## Assignment
In the material below, find every line containing the string "Number" and return it.

## Source data
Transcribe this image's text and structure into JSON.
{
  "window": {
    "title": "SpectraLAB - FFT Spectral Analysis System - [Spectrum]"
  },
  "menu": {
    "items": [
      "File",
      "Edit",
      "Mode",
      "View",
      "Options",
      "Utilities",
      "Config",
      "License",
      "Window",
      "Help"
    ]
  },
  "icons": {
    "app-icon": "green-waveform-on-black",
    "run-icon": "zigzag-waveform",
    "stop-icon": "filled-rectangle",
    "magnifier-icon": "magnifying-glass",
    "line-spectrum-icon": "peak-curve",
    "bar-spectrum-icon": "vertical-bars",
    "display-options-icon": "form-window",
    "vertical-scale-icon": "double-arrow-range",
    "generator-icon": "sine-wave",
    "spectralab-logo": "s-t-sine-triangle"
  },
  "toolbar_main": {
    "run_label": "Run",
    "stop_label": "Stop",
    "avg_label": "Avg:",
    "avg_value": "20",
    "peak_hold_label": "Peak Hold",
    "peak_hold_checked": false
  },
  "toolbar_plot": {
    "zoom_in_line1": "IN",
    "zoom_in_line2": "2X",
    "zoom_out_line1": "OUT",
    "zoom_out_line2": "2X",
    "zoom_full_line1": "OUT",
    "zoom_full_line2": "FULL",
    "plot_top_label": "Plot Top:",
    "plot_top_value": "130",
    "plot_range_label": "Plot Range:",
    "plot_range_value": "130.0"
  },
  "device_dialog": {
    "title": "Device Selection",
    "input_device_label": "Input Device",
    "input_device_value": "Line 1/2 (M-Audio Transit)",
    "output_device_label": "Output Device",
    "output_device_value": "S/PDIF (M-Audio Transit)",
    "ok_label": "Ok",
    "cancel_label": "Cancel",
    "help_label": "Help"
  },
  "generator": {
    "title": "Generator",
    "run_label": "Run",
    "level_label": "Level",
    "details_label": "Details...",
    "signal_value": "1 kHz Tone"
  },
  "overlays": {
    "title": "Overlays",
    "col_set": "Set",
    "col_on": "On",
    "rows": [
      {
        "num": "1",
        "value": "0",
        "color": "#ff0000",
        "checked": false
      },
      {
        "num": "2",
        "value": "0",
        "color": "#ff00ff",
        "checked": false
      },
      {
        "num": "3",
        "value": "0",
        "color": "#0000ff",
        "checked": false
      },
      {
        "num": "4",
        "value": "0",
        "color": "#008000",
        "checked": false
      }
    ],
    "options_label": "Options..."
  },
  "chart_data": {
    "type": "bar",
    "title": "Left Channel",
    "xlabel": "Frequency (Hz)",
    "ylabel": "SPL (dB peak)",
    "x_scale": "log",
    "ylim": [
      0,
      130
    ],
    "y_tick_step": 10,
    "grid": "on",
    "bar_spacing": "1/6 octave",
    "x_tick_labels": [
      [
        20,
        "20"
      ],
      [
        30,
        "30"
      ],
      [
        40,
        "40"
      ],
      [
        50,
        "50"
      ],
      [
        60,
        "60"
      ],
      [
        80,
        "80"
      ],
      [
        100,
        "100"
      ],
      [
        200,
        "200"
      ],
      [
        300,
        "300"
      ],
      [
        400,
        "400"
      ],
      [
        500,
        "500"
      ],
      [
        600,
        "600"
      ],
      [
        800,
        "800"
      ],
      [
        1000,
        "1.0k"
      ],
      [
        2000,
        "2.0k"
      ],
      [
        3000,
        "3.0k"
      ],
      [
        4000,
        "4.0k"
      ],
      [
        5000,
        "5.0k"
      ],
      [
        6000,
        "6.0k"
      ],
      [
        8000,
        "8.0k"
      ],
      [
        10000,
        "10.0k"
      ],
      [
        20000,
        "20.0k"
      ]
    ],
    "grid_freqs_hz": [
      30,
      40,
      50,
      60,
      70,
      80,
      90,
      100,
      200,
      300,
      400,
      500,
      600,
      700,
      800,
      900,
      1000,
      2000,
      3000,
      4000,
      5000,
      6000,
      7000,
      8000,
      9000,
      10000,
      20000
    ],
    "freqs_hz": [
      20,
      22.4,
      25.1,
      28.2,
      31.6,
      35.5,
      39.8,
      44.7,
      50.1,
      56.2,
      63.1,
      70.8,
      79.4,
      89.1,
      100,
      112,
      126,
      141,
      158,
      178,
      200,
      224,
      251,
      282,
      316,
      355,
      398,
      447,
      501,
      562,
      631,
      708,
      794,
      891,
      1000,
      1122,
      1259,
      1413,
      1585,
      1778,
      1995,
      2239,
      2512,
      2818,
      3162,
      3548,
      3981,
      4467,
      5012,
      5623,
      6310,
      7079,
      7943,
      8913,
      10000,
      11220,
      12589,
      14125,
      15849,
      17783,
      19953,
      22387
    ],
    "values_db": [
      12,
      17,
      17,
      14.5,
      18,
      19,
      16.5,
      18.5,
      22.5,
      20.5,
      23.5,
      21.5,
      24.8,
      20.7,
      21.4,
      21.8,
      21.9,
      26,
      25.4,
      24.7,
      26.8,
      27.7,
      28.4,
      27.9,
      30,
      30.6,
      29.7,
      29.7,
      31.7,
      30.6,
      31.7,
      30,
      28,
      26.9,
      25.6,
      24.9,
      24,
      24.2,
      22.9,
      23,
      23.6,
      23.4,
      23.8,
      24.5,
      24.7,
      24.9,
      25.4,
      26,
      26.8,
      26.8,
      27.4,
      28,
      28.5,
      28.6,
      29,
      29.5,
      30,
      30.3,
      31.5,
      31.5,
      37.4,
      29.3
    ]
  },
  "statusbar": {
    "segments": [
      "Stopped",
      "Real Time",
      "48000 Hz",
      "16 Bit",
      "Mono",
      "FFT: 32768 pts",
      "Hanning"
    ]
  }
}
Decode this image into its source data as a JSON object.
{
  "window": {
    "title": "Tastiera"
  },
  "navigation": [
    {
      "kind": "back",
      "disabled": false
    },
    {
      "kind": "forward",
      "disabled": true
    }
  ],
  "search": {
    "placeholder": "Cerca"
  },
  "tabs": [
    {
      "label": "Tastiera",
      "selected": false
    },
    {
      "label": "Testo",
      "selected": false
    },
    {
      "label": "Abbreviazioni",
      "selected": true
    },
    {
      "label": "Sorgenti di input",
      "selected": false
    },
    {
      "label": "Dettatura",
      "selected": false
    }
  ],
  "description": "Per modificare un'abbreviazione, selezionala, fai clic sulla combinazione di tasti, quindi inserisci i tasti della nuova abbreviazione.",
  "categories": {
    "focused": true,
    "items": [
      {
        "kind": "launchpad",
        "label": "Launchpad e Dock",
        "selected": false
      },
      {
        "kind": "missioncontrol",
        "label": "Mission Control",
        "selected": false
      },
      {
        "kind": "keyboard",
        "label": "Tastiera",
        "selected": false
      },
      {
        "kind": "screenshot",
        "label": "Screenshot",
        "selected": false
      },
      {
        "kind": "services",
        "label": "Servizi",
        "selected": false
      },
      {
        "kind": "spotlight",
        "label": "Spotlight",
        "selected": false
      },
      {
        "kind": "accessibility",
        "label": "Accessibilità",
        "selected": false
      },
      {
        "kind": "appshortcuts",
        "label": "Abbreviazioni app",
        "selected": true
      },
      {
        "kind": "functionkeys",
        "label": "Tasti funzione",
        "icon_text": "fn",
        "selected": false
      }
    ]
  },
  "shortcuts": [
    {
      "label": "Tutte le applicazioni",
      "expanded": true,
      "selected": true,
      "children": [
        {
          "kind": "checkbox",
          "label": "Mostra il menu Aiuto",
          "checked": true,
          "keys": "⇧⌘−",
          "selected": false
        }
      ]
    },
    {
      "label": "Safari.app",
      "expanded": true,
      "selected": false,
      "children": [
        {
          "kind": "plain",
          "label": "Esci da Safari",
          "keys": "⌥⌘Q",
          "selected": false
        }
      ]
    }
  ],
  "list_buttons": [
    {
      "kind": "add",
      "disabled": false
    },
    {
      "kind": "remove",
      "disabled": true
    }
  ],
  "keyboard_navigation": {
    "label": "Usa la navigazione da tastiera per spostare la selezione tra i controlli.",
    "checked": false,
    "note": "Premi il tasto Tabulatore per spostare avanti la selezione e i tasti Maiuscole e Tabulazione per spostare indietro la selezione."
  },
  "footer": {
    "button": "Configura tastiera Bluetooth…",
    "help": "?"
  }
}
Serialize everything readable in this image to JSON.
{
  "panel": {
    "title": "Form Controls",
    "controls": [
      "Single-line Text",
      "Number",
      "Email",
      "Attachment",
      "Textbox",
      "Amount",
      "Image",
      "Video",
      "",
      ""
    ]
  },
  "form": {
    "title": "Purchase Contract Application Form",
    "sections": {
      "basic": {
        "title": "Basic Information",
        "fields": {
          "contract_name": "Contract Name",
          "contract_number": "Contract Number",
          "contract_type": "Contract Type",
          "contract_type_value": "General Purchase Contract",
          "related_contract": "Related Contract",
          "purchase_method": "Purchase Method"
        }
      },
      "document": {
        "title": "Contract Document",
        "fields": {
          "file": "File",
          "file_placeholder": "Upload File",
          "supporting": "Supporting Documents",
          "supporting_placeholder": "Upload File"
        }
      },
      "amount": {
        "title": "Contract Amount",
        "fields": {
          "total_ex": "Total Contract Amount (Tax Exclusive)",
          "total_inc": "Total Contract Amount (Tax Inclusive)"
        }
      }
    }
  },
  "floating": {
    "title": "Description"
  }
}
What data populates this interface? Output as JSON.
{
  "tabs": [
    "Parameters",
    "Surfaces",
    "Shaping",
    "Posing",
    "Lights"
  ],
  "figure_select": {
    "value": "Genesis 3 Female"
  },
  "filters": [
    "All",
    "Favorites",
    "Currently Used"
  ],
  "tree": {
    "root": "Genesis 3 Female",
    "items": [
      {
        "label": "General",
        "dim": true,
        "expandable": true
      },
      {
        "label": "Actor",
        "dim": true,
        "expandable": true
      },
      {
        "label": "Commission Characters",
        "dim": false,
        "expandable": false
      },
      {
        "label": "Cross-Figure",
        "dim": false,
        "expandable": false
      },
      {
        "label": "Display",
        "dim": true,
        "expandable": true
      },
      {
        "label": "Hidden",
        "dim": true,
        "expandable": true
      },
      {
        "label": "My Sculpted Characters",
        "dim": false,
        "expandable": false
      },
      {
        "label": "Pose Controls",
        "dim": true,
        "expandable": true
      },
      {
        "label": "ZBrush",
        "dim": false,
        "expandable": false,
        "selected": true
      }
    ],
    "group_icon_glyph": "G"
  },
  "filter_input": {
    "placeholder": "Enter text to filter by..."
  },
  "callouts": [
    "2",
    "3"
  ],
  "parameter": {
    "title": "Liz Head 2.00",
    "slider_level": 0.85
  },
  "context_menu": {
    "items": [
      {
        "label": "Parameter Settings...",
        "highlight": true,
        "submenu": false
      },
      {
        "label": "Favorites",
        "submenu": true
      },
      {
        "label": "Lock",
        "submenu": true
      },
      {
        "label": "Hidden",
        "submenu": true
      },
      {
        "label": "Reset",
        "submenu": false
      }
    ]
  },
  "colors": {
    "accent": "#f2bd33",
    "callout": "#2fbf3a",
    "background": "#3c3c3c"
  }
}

## Exercise solution
      "Number",
          "contract_number": "Contract Number",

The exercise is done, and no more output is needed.